The captain doesn’t go to the wheelhouse at random times, it a matter of evaluating the risk in any given situation. Staying in the wheelhouse for another 5 or 10 minutes during a maneuver in a relatively difficult situation, at night, fatigue etc. should be though of as standard procedure on any ship.

The specific scenario is to a large degree irrelevant. It’s like keeping the emergency diesel generator ready to go at all times. Any one specific chain of events that leads to the EDG starting up and taking the load, viewed after the event, is going to seem very unlikely.

Doesn’t mean it’s never going to be needed.

Pretty sure none of us would like to be known for the worst moment of our life. Joe publicly handled it with humility and grace. And I understand that privately it was a real challenge.

The incident has been beat to death for decades now.

What I hope Joe took out of it in his last days was - he handled the aftermath of event as well as anyone could have, and it was the impetus that lead to many changes that made transportation of oil by water safer. If you believe we all have a purpose - maybe that was his.

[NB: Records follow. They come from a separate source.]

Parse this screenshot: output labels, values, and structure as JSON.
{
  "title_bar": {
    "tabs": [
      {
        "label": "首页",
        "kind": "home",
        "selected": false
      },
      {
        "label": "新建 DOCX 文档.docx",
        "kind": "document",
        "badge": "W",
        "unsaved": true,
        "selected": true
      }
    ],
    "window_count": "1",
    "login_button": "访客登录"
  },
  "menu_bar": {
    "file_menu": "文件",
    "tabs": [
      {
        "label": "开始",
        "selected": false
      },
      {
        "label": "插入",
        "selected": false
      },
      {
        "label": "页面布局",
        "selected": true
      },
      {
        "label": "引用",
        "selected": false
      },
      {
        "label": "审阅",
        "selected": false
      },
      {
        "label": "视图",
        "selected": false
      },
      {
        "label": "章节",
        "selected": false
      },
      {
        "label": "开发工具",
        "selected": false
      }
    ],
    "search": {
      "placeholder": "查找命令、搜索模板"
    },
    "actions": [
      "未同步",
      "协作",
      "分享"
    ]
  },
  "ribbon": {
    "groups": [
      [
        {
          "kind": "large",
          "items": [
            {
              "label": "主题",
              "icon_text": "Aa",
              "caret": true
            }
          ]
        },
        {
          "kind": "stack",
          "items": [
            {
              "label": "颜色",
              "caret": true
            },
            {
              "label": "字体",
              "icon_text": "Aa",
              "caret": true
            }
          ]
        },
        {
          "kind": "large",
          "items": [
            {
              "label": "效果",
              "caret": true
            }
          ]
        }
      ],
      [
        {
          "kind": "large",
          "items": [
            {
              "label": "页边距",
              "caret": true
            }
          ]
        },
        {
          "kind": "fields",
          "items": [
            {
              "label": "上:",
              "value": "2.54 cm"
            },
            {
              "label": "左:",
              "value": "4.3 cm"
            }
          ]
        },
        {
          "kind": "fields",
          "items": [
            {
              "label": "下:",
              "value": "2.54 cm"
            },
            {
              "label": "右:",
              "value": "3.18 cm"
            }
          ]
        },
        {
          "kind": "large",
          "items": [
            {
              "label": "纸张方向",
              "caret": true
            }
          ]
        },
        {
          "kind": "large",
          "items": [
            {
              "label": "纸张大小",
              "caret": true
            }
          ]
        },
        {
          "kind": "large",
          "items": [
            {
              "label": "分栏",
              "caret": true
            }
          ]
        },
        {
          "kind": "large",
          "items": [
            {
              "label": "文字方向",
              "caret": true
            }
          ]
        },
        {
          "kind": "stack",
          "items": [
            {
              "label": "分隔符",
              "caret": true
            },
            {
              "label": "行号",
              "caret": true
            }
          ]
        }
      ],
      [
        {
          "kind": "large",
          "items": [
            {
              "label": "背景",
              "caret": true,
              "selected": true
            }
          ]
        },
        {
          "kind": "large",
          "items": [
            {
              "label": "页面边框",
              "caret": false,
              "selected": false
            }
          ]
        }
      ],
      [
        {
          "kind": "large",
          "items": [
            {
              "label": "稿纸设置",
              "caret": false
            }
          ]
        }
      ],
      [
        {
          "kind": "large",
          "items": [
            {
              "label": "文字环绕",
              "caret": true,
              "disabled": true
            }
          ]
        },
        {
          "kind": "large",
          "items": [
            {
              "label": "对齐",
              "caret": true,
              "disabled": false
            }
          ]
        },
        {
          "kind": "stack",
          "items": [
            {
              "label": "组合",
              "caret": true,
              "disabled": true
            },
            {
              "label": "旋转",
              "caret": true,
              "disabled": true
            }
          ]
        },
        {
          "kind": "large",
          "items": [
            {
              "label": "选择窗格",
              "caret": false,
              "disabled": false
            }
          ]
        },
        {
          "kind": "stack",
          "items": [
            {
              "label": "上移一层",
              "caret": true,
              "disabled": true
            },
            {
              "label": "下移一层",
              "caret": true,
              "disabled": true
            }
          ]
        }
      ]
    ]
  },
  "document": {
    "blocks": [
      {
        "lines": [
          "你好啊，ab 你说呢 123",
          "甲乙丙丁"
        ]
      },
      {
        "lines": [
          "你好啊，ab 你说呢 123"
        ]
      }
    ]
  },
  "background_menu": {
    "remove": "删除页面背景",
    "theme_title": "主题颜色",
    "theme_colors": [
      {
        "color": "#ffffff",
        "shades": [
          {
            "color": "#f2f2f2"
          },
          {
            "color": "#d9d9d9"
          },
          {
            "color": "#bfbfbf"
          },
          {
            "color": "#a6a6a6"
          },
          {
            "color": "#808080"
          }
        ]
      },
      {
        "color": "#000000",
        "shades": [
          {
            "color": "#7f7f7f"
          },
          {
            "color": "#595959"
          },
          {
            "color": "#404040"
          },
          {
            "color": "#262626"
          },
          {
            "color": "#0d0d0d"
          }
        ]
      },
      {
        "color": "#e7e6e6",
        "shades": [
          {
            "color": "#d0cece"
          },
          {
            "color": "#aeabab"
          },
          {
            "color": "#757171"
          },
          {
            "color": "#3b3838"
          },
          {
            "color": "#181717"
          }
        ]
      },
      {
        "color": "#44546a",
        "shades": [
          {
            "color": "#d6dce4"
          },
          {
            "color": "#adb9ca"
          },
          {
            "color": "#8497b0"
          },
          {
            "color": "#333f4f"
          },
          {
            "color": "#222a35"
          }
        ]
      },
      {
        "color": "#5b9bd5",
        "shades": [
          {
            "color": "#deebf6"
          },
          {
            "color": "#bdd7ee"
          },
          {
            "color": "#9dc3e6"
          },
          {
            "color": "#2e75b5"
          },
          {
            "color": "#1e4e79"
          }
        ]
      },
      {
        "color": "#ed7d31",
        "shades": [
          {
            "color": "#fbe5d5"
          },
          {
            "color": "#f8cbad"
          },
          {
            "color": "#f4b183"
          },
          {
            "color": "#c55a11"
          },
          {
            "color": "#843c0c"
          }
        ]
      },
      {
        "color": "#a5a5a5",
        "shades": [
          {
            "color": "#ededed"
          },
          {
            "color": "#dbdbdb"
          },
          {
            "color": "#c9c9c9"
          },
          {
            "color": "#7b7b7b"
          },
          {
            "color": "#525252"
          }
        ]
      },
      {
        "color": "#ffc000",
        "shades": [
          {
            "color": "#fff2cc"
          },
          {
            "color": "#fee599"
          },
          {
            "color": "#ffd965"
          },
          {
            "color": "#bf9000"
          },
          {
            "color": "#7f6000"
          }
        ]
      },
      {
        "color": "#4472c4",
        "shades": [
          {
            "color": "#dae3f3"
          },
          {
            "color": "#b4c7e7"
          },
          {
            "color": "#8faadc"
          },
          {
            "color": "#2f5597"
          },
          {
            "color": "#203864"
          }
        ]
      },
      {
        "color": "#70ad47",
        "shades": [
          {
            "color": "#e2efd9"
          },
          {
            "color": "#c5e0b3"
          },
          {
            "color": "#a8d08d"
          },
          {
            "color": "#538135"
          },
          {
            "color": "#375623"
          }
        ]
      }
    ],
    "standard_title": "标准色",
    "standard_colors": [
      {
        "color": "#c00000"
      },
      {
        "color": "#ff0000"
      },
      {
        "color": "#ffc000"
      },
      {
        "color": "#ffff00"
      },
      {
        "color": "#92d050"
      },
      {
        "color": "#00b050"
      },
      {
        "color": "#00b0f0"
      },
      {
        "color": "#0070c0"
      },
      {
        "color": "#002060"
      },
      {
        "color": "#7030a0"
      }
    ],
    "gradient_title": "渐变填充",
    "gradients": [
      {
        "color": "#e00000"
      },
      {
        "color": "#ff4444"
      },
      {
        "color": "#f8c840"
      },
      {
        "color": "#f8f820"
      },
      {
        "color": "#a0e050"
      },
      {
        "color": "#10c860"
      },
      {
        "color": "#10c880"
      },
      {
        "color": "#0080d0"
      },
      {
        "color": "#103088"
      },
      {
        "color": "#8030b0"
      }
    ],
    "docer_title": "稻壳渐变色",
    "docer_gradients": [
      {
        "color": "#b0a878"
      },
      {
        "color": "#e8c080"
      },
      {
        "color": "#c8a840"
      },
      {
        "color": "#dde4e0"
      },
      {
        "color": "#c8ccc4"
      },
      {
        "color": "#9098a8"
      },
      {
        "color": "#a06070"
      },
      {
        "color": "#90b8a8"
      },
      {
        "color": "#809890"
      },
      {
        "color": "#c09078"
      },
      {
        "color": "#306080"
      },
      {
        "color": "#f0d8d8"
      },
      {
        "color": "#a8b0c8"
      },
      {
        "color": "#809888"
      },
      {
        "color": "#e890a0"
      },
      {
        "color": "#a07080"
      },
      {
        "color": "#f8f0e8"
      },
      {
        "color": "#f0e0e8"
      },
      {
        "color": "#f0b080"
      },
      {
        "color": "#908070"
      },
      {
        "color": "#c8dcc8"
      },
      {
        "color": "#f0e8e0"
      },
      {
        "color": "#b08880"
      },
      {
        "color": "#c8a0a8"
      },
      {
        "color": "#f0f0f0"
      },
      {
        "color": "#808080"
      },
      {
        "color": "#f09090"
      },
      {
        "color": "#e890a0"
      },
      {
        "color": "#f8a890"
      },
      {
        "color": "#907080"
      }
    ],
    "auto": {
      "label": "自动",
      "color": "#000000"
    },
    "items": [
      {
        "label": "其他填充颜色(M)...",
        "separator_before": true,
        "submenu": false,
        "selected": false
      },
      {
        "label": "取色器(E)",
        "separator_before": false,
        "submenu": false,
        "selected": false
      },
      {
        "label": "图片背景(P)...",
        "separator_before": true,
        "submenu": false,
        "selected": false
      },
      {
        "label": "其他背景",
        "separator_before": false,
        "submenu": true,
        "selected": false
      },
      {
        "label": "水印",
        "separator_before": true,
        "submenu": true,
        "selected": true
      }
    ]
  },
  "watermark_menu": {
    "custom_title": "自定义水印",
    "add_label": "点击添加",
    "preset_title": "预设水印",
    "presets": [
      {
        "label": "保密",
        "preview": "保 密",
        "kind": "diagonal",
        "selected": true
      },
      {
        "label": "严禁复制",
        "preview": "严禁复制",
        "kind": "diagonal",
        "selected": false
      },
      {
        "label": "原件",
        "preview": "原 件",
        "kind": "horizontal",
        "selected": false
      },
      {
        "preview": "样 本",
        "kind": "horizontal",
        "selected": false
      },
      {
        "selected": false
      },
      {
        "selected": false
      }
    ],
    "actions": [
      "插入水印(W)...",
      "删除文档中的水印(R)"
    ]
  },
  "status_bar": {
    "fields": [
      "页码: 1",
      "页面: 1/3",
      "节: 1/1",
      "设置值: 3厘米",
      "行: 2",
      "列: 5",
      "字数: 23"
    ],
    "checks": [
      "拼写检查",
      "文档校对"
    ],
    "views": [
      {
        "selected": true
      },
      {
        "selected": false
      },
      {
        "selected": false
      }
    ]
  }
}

RIP Joe and hopefully no one is talking about Valdez to you anymore.